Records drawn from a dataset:
--------

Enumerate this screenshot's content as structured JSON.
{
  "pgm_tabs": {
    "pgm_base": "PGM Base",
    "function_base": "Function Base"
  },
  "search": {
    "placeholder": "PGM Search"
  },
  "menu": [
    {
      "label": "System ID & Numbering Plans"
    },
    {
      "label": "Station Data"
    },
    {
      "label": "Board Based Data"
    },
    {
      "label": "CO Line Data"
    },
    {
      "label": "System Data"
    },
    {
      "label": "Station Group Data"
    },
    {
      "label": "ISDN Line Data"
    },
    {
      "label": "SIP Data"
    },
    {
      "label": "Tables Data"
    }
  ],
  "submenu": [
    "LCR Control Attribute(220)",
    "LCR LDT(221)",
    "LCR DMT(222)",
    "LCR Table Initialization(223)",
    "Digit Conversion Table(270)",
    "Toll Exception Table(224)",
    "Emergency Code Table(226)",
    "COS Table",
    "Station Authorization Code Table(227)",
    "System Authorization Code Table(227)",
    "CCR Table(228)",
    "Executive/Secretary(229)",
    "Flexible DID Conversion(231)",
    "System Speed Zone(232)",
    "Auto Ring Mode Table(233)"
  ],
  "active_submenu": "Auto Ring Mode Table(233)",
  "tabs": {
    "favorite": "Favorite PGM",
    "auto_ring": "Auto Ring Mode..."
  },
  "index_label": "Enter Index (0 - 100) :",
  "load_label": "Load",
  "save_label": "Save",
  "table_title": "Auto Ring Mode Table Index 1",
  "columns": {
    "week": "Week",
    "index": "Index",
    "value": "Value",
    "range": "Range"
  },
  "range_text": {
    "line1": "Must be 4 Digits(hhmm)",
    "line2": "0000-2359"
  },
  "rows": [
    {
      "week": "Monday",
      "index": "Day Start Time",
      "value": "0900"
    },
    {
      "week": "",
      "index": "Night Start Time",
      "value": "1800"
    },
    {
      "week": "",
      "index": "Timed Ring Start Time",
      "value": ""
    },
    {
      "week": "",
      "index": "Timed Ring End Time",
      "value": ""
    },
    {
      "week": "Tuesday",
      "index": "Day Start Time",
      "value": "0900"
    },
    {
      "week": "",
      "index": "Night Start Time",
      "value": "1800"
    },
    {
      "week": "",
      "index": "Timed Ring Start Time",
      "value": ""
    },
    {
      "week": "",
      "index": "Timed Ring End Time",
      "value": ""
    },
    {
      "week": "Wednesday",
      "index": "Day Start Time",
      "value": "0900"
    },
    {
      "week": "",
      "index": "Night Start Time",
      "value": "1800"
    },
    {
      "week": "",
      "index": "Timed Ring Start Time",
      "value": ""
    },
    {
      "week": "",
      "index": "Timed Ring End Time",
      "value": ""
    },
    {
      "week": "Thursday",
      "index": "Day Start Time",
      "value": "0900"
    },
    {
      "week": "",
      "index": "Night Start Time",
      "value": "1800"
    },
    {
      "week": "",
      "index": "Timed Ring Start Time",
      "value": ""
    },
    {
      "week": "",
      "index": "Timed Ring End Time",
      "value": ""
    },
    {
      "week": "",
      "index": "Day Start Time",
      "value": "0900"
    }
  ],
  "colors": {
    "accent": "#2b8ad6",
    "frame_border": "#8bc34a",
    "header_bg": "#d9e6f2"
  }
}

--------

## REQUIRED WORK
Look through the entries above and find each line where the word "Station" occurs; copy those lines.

## PROBLEM SOLUTION
      "label": "Station Data"
      "label": "Station Group Data"
    "Station Authorization Code Table(227)",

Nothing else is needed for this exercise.